And that is the summary of the story. The way the magic works if you’re wondering, is that there was a magical language passed down through a family, which at one point was converted to the written word when somebody who could see sound converted into something everyone could read. The magic is described as “Making things stronger and better than they already are.” In reality, the magic really allows people to suggest something to happen to another object or life form, and this is only if you write directly on it.

That is the entire summary done. Please remember that this only here to help remind about what happened the book when I get around to writing a review and other things on it. And this will only be if I actually forget something, which I probably won’t, but still, always good to have a backup!

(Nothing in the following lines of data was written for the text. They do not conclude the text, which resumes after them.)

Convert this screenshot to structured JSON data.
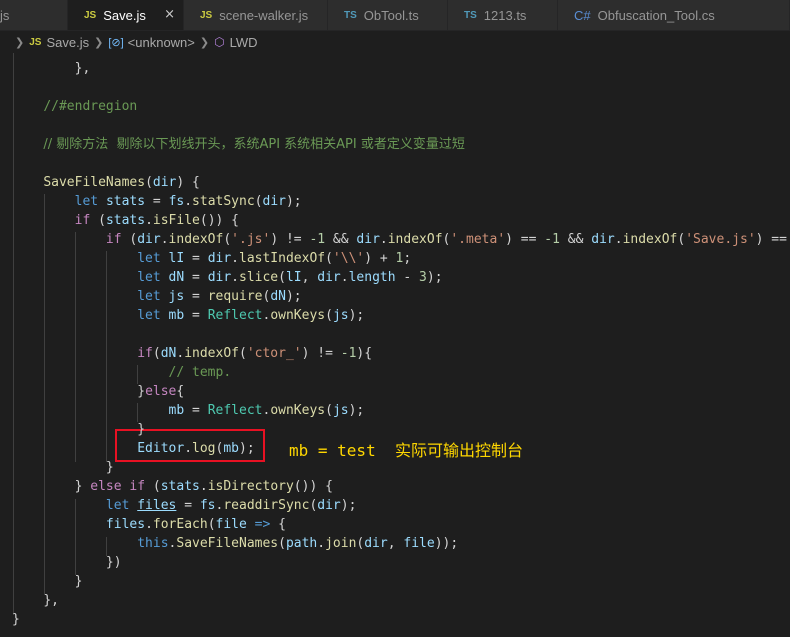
{
  "tabs": [
    {
      "badge": "",
      "name": "js",
      "active": false,
      "close": ""
    },
    {
      "badge": "JS",
      "name": "Save.js",
      "active": true,
      "close": "×"
    },
    {
      "badge": "JS",
      "name": "scene-walker.js",
      "active": false,
      "close": ""
    },
    {
      "badge": "TS",
      "name": "ObTool.ts",
      "active": false,
      "close": ""
    },
    {
      "badge": "TS",
      "name": "1213.ts",
      "active": false,
      "close": ""
    },
    {
      "badge": "C#",
      "name": "Obfuscation_Tool.cs",
      "active": false,
      "close": ""
    }
  ],
  "breadcrumb": {
    "file_badge": "JS",
    "file": "Save.js",
    "symbol_icon": "[⊘]",
    "symbol": "<unknown>",
    "method": "LWD"
  },
  "code_lines": [
    {
      "n": 0,
      "t": [
        [
          "        "
        ],
        [
          "},",
          "p"
        ]
      ]
    },
    {
      "n": 1,
      "t": []
    },
    {
      "n": 2,
      "t": [
        [
          "    "
        ],
        [
          "//#endregion",
          "cmt"
        ]
      ]
    },
    {
      "n": 3,
      "t": []
    },
    {
      "n": 4,
      "t": [
        [
          "    "
        ],
        [
          "// 剔除方法  剔除以下划线开头，系统API 系统相关API 或者定义变量过短",
          "cmt"
        ]
      ]
    },
    {
      "n": 5,
      "t": []
    },
    {
      "n": 6,
      "t": [
        [
          "    "
        ],
        [
          "SaveFileNames",
          "fn"
        ],
        [
          "("
        ],
        [
          "dir",
          "var"
        ],
        [
          ") {"
        ]
      ]
    },
    {
      "n": 7,
      "t": [
        [
          "        "
        ],
        [
          "let",
          "kw"
        ],
        [
          " "
        ],
        [
          "stats",
          "var"
        ],
        [
          " = "
        ],
        [
          "fs",
          "var"
        ],
        [
          "."
        ],
        [
          "statSync",
          "fn"
        ],
        [
          "("
        ],
        [
          "dir",
          "var"
        ],
        [
          ");"
        ]
      ]
    },
    {
      "n": 8,
      "t": [
        [
          "        "
        ],
        [
          "if",
          "ctl"
        ],
        [
          " ("
        ],
        [
          "stats",
          "var"
        ],
        [
          "."
        ],
        [
          "isFile",
          "fn"
        ],
        [
          "()) {"
        ]
      ]
    },
    {
      "n": 9,
      "t": [
        [
          "            "
        ],
        [
          "if",
          "ctl"
        ],
        [
          " ("
        ],
        [
          "dir",
          "var"
        ],
        [
          "."
        ],
        [
          "indexOf",
          "fn"
        ],
        [
          "("
        ],
        [
          "'.js'",
          "str"
        ],
        [
          ") != "
        ],
        [
          "-1",
          "num"
        ],
        [
          " && "
        ],
        [
          "dir",
          "var"
        ],
        [
          "."
        ],
        [
          "indexOf",
          "fn"
        ],
        [
          "("
        ],
        [
          "'.meta'",
          "str"
        ],
        [
          ") == "
        ],
        [
          "-1",
          "num"
        ],
        [
          " && "
        ],
        [
          "dir",
          "var"
        ],
        [
          "."
        ],
        [
          "indexOf",
          "fn"
        ],
        [
          "("
        ],
        [
          "'Save.js'",
          "str"
        ],
        [
          ") == -"
        ]
      ]
    },
    {
      "n": 10,
      "t": [
        [
          "                "
        ],
        [
          "let",
          "kw"
        ],
        [
          " "
        ],
        [
          "lI",
          "var"
        ],
        [
          " = "
        ],
        [
          "dir",
          "var"
        ],
        [
          "."
        ],
        [
          "lastIndexOf",
          "fn"
        ],
        [
          "("
        ],
        [
          "'\\\\'",
          "str"
        ],
        [
          ") + "
        ],
        [
          "1",
          "num"
        ],
        [
          ";"
        ]
      ]
    },
    {
      "n": 11,
      "t": [
        [
          "                "
        ],
        [
          "let",
          "kw"
        ],
        [
          " "
        ],
        [
          "dN",
          "var"
        ],
        [
          " = "
        ],
        [
          "dir",
          "var"
        ],
        [
          "."
        ],
        [
          "slice",
          "fn"
        ],
        [
          "("
        ],
        [
          "lI",
          "var"
        ],
        [
          ", "
        ],
        [
          "dir",
          "var"
        ],
        [
          "."
        ],
        [
          "length",
          "var"
        ],
        [
          " - "
        ],
        [
          "3",
          "num"
        ],
        [
          ");"
        ]
      ]
    },
    {
      "n": 12,
      "t": [
        [
          "                "
        ],
        [
          "let",
          "kw"
        ],
        [
          " "
        ],
        [
          "js",
          "var"
        ],
        [
          " = "
        ],
        [
          "require",
          "fn"
        ],
        [
          "("
        ],
        [
          "dN",
          "var"
        ],
        [
          ");"
        ]
      ]
    },
    {
      "n": 13,
      "t": [
        [
          "                "
        ],
        [
          "let",
          "kw"
        ],
        [
          " "
        ],
        [
          "mb",
          "var"
        ],
        [
          " = "
        ],
        [
          "Reflect",
          "cls"
        ],
        [
          "."
        ],
        [
          "ownKeys",
          "fn"
        ],
        [
          "("
        ],
        [
          "js",
          "var"
        ],
        [
          ");"
        ]
      ]
    },
    {
      "n": 14,
      "t": []
    },
    {
      "n": 15,
      "t": [
        [
          "                "
        ],
        [
          "if",
          "ctl"
        ],
        [
          "("
        ],
        [
          "dN",
          "var"
        ],
        [
          "."
        ],
        [
          "indexOf",
          "fn"
        ],
        [
          "("
        ],
        [
          "'ctor_'",
          "str"
        ],
        [
          ") != "
        ],
        [
          "-1",
          "num"
        ],
        [
          "){"
        ]
      ]
    },
    {
      "n": 16,
      "t": [
        [
          "                    "
        ],
        [
          "// temp.",
          "cmt"
        ]
      ]
    },
    {
      "n": 17,
      "t": [
        [
          "                "
        ],
        [
          "}"
        ],
        [
          "else",
          "ctl"
        ],
        [
          "{"
        ]
      ]
    },
    {
      "n": 18,
      "t": [
        [
          "                    "
        ],
        [
          "mb",
          "var"
        ],
        [
          " = "
        ],
        [
          "Reflect",
          "cls"
        ],
        [
          "."
        ],
        [
          "ownKeys",
          "fn"
        ],
        [
          "("
        ],
        [
          "js",
          "var"
        ],
        [
          ");"
        ]
      ]
    },
    {
      "n": 19,
      "t": [
        [
          "                "
        ],
        [
          "}"
        ]
      ]
    },
    {
      "n": 20,
      "t": [
        [
          "                "
        ],
        [
          "Editor",
          "var"
        ],
        [
          "."
        ],
        [
          "log",
          "fn"
        ],
        [
          "("
        ],
        [
          "mb",
          "var"
        ],
        [
          ");"
        ]
      ]
    },
    {
      "n": 21,
      "t": [
        [
          "            "
        ],
        [
          "}"
        ]
      ]
    },
    {
      "n": 22,
      "t": [
        [
          "        "
        ],
        [
          "} "
        ],
        [
          "else",
          "ctl"
        ],
        [
          " "
        ],
        [
          "if",
          "ctl"
        ],
        [
          " ("
        ],
        [
          "stats",
          "var"
        ],
        [
          "."
        ],
        [
          "isDirectory",
          "fn"
        ],
        [
          "()) {"
        ]
      ]
    },
    {
      "n": 23,
      "t": [
        [
          "            "
        ],
        [
          "let",
          "kw"
        ],
        [
          " "
        ],
        [
          "files",
          "var ul"
        ],
        [
          " = "
        ],
        [
          "fs",
          "var"
        ],
        [
          "."
        ],
        [
          "readdirSync",
          "fn"
        ],
        [
          "("
        ],
        [
          "dir",
          "var"
        ],
        [
          ");"
        ]
      ]
    },
    {
      "n": 24,
      "t": [
        [
          "            "
        ],
        [
          "files",
          "var"
        ],
        [
          "."
        ],
        [
          "forEach",
          "fn"
        ],
        [
          "("
        ],
        [
          "file",
          "var"
        ],
        [
          " "
        ],
        [
          "=>",
          "kw"
        ],
        [
          " {"
        ]
      ]
    },
    {
      "n": 25,
      "t": [
        [
          "                "
        ],
        [
          "this",
          "kw"
        ],
        [
          "."
        ],
        [
          "SaveFileNames",
          "fn"
        ],
        [
          "("
        ],
        [
          "path",
          "var"
        ],
        [
          "."
        ],
        [
          "join",
          "fn"
        ],
        [
          "("
        ],
        [
          "dir",
          "var"
        ],
        [
          ", "
        ],
        [
          "file",
          "var"
        ],
        [
          "));"
        ]
      ]
    },
    {
      "n": 26,
      "t": [
        [
          "            "
        ],
        [
          "})"
        ]
      ]
    },
    {
      "n": 27,
      "t": [
        [
          "        "
        ],
        [
          "}"
        ]
      ]
    },
    {
      "n": 28,
      "t": [
        [
          "    "
        ],
        [
          "},"
        ]
      ]
    },
    {
      "n": 29,
      "t": [
        [
          "}"
        ]
      ]
    }
  ],
  "annotation": {
    "code": "mb = test  ",
    "text": "实际可输出控制台"
  },
  "colors": {
    "background": "#1e1e1e",
    "tabbar": "#252526",
    "highlight_box": "#e81123",
    "annotation": "#ffd700"
  }
}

The thing I’m saying about Macbeth in front of my class.

What beast was’t, then,
That made you break this enterprise to me?
When you durst do it, then you were a man;
And, to be more than what you were, you would
Be so much more the man. Nor time nor place
Did then adhere, and yet you would make both:
They have made themselves, and that their fitness now
Does unmake you. I have given suck, and know
How tender ’tis to love the babe that milks me:
I would, while it was smiling in my face,
Have pluck’d my nipple from his boneless gums,
And dash’d the brains out, had I so sworn as you
Have done to this.

This is said by Lady Macbeth as she try’s to make Macbeth realize how serious she is about killing the king.

Act 5 Scene 5.

Characters: Macbeth and Seyton. Also some soldiers, and a messenger.

Time: War time will begin.

Location: Dunsinane, within the castle.

Events: Macbeth says the english army will fail and run out of food before they can break down the walls of his castle. Then we hear the screams of women from inside the castle, which Macbeth didn’t recognise. He then says something about his inability to feel fear. Then he discovers the screamer was his wife as she died. Then he speaks, and in that speech, Shakespeare talks about how life is just a player on a stage. He is despairing.             Then a messenger comes in and talks of how Birnam forest is walking towards his castle.

Quote: “Direness, familiar to my slaughterous thoughts, Cannot once start me.” this is said by Macbeth, after hearing a woman scream(His wife dying), and realising he hasn’t felt fear in a while. Then he says this, which counts towards how insane he is, as he talks about how he continues to think horrible, murderous thoughts about everyone, and he doesn’t even care. At this point the reader/watcher will begin to realise that Macbeth is truely lost. He doesn’t feel fear, he wants to kill and he can’t see a problem in this, and his reaction to someone screaming was that, he doesn’t care. Macbeth has lost all his empathy for anyone but himself, and even then, he reckons that it doesn’t matter as he “Can’t be killed.”